Deaf readers sometimes struggle with reading English because sign language is their first language. The World Bible Translation Center (WBTC) decided to do a translation that would make reading the Bible easier for them. The EVD uses simpler vocabulary and shorter sentences to make it simpler to understand. Ervin Bishop did most of the translating for the WBTC. He used a thought-for-thought or functional equivalence method of translation.
The ERV uses the Biblia Hebraica Stuttgartensia (1984) as its Old Testament text with some readings from the Dead Sea Scrolls. Also, it follows the Septuagint when its readings are considered more accurate. (The Septuagint is the ancient Greek translation of the Hebrew scriptures.) For the New Testament, the ERV uses the United Bible Societies' Greek New Testament (fourth revised edition, 1993) and Nestle-Aland Novum Testament Graece (twenty-seventh edition, 1993).
The ERV caused controversy in the Churches of Christ. (The WBTC is an outreach of the Churches of Christ.) Goebel Music wrote a book critiquing this translation titled Easy-to-Read Version: Easy to Read or Easy to Mislead? It criticized the ERV's method of translation, textual basis, and wording of certain passages.

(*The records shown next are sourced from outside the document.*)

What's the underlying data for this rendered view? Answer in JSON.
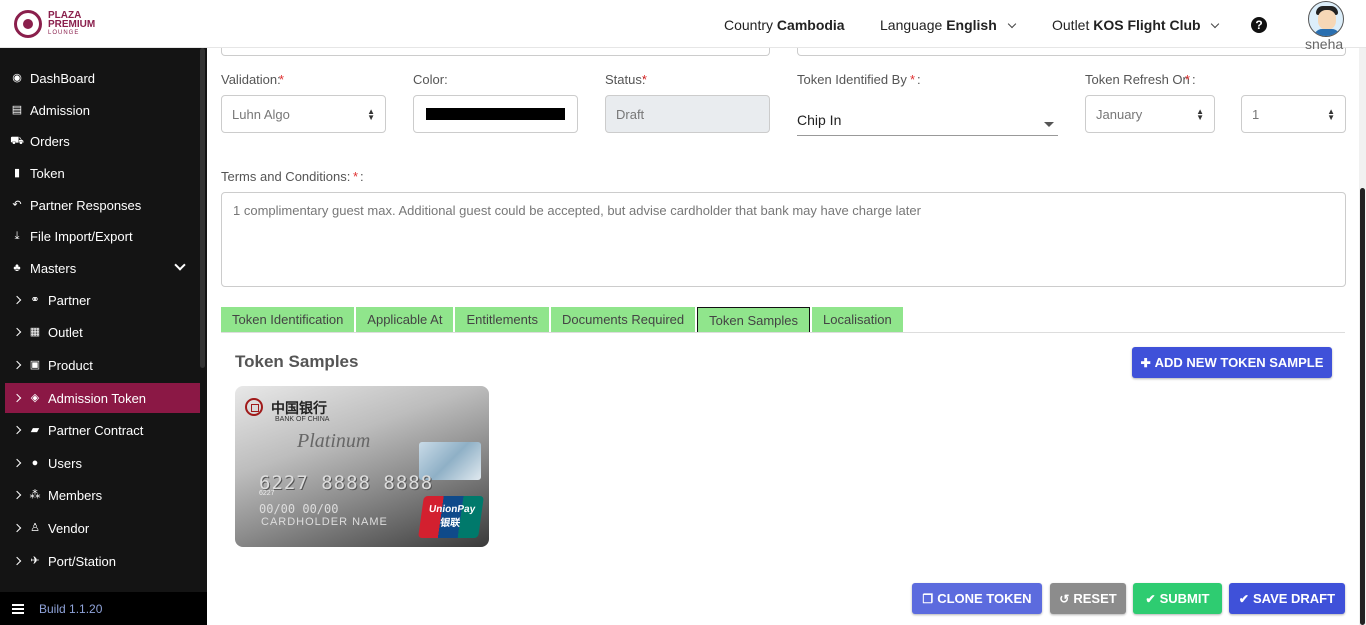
{
  "header": {
    "logo_line1": "PLAZA",
    "logo_line2": "PREMIUM",
    "logo_line3": "LOUNGE",
    "country_label": "Country",
    "country_value": "Cambodia",
    "language_label": "Language",
    "language_value": "English",
    "outlet_label": "Outlet",
    "outlet_value": "KOS Flight Club",
    "help_icon": "?",
    "username": "sneha"
  },
  "sidebar": {
    "items": [
      {
        "label": "DashBoard",
        "icon": "dashboard-icon"
      },
      {
        "label": "Admission",
        "icon": "id-card-icon"
      },
      {
        "label": "Orders",
        "icon": "cart-icon"
      },
      {
        "label": "Token",
        "icon": "file-icon"
      },
      {
        "label": "Partner Responses",
        "icon": "reply-icon"
      },
      {
        "label": "File Import/Export",
        "icon": "download-icon"
      },
      {
        "label": "Masters",
        "icon": "sitemap-icon"
      },
      {
        "label": "Partner",
        "icon": "handshake-icon"
      },
      {
        "label": "Outlet",
        "icon": "building-icon"
      },
      {
        "label": "Product",
        "icon": "gift-icon"
      },
      {
        "label": "Admission Token",
        "icon": "tags-icon"
      },
      {
        "label": "Partner Contract",
        "icon": "briefcase-icon"
      },
      {
        "label": "Users",
        "icon": "user-icon"
      },
      {
        "label": "Members",
        "icon": "users-icon"
      },
      {
        "label": "Vendor",
        "icon": "person-icon"
      },
      {
        "label": "Port/Station",
        "icon": "plane-icon"
      }
    ],
    "build": "Build 1.1.20"
  },
  "form": {
    "validation_label": "Validation:",
    "validation_value": "Luhn Algo",
    "color_label": "Color:",
    "color_value": "#000000",
    "status_label": "Status:",
    "status_value": "Draft",
    "token_identified_label": "Token Identified By",
    "token_identified_value": "Chip In",
    "token_refresh_label": "Token Refresh On",
    "token_refresh_month": "January",
    "token_refresh_day": "1",
    "terms_label": "Terms and Conditions:",
    "terms_value": "1 complimentary guest max. Additional guest could be accepted, but advise cardholder that bank may have charge later",
    "required_mark": "*"
  },
  "tabs": [
    "Token Identification",
    "Applicable At",
    "Entitlements",
    "Documents Required",
    "Token Samples",
    "Localisation"
  ],
  "samples": {
    "title": "Token Samples",
    "add_button": "ADD NEW TOKEN SAMPLE",
    "card": {
      "bank_cn": "中国银行",
      "bank_en": "BANK OF CHINA",
      "tier": "Platinum",
      "number": "6227 8888 8888",
      "small_number": "6227",
      "expiry": "00/00   00/00",
      "holder": "CARDHOLDER NAME",
      "brand": "UnionPay",
      "brand_cn": "银联"
    }
  },
  "actions": {
    "clone": "CLONE TOKEN",
    "reset": "RESET",
    "submit": "SUBMIT",
    "save_draft": "SAVE DRAFT"
  },
  "colors": {
    "brand": "#8b1845",
    "tab_bg": "#90e58c",
    "primary_btn": "#3f51d9",
    "clone_btn": "#5c6bde",
    "reset_btn": "#8c8c8c",
    "submit_btn": "#2ecc71"
  }
}
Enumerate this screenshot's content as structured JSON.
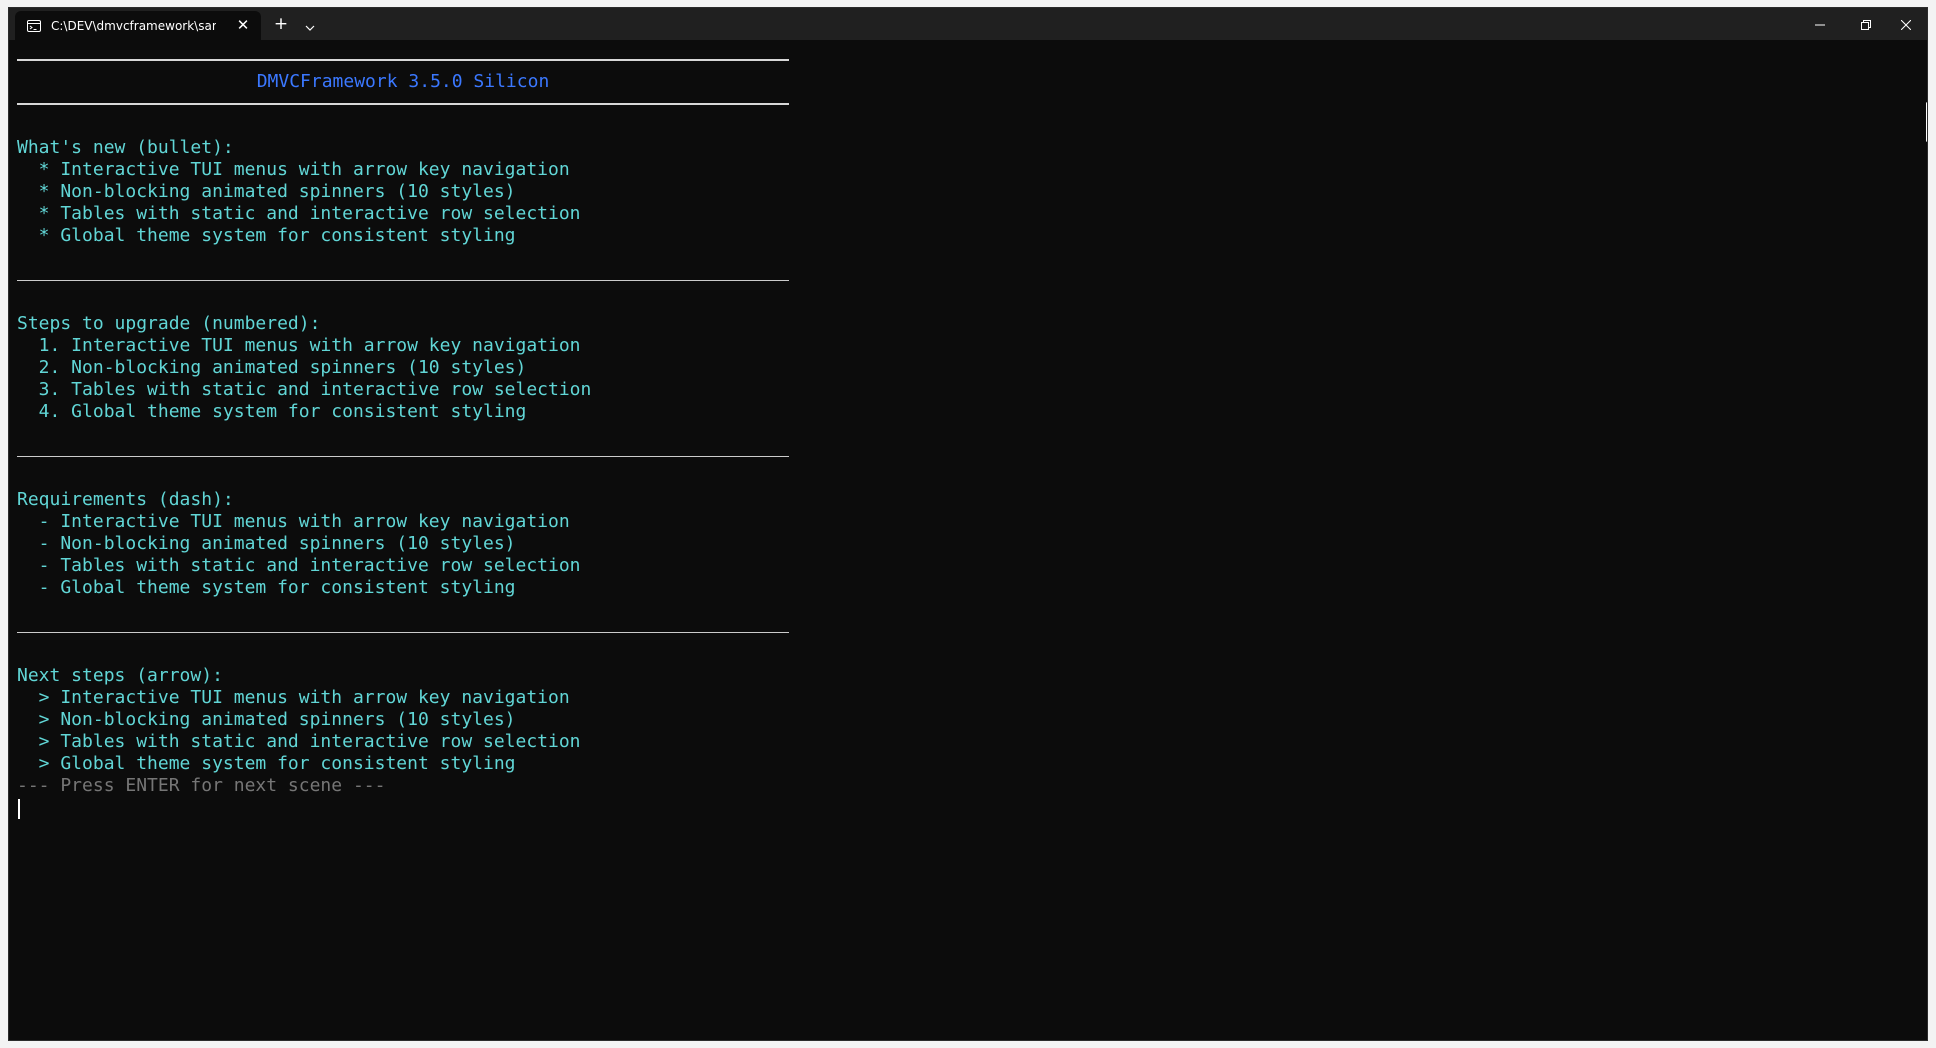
{
  "tab": {
    "title": "C:\\DEV\\dmvcframework\\sam|",
    "close_glyph": "✕"
  },
  "titlebar": {
    "new_tab_glyph": "+"
  },
  "terminal": {
    "banner_title": "DMVCFramework 3.5.0 Silicon",
    "sections": [
      {
        "heading": "What's new (bullet):",
        "items": [
          "  * Interactive TUI menus with arrow key navigation",
          "  * Non-blocking animated spinners (10 styles)",
          "  * Tables with static and interactive row selection",
          "  * Global theme system for consistent styling"
        ]
      },
      {
        "heading": "Steps to upgrade (numbered):",
        "items": [
          "  1. Interactive TUI menus with arrow key navigation",
          "  2. Non-blocking animated spinners (10 styles)",
          "  3. Tables with static and interactive row selection",
          "  4. Global theme system for consistent styling"
        ]
      },
      {
        "heading": "Requirements (dash):",
        "items": [
          "  - Interactive TUI menus with arrow key navigation",
          "  - Non-blocking animated spinners (10 styles)",
          "  - Tables with static and interactive row selection",
          "  - Global theme system for consistent styling"
        ]
      },
      {
        "heading": "Next steps (arrow):",
        "items": [
          "  > Interactive TUI menus with arrow key navigation",
          "  > Non-blocking animated spinners (10 styles)",
          "  > Tables with static and interactive row selection",
          "  > Global theme system for consistent styling"
        ]
      }
    ],
    "prompt": "--- Press ENTER for next scene ---"
  },
  "colors": {
    "background": "#0c0c0c",
    "titlebar": "#202020",
    "text_cyan": "#61d6d6",
    "title_blue": "#3b78ff",
    "prompt_gray": "#767676",
    "rule": "#d8d8d8"
  },
  "icons": {
    "tab": "terminal-icon",
    "dropdown": "chevron-down-icon",
    "minimize": "minimize-icon",
    "maximize": "restore-icon",
    "close": "close-icon"
  }
}
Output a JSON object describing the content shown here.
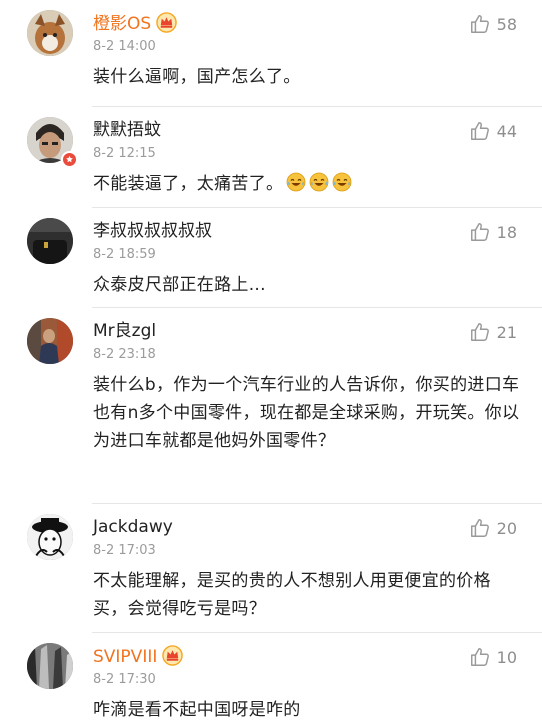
{
  "colors": {
    "vip_name": "#f1741f",
    "meta": "#9b9b9b",
    "text": "#222222",
    "badge": "#e94b3c"
  },
  "icons": {
    "like": "thumbs-up-icon",
    "vip": "crown-icon",
    "verified": "verified-badge-icon",
    "emoji": "laugh-cry-emoji"
  },
  "comments": [
    {
      "user": "橙影OS",
      "time": "8-2 14:00",
      "likes": "58",
      "text": "装什么逼啊，国产怎么了。"
    },
    {
      "user": "默默捂蚊",
      "time": "8-2 12:15",
      "likes": "44",
      "text": "不能装逼了，太痛苦了。"
    },
    {
      "user": "李叔叔叔叔叔叔",
      "time": "8-2 18:59",
      "likes": "18",
      "text": "众泰皮尺部正在路上..."
    },
    {
      "user": "Mr良zgl",
      "time": "8-2 23:18",
      "likes": "21",
      "text": "装什么b，作为一个汽车行业的人告诉你，你买的进口车也有n多个中国零件，现在都是全球采购，开玩笑。你以为进口车就都是他妈外国零件？"
    },
    {
      "user": "Jackdawy",
      "time": "8-2 17:03",
      "likes": "20",
      "text": "不太能理解，是买的贵的人不想别人用更便宜的价格买，会觉得吃亏是吗？"
    },
    {
      "user": "SVIPVIII",
      "time": "8-2 17:30",
      "likes": "10",
      "text": "咋滴是看不起中国呀是咋的"
    }
  ]
}
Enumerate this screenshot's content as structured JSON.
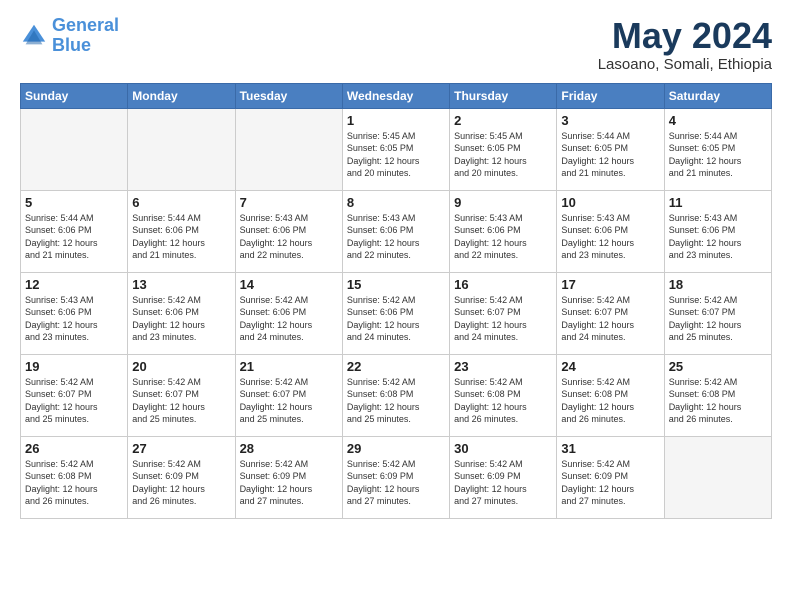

In 2004, a major revision of the ERV was finished. It used broader vocabulary and greater use of gender-inclusive language. The EVD was left unchanged, so it and the ERV now have different texts. Both Bibles are available online from the WBTC's website.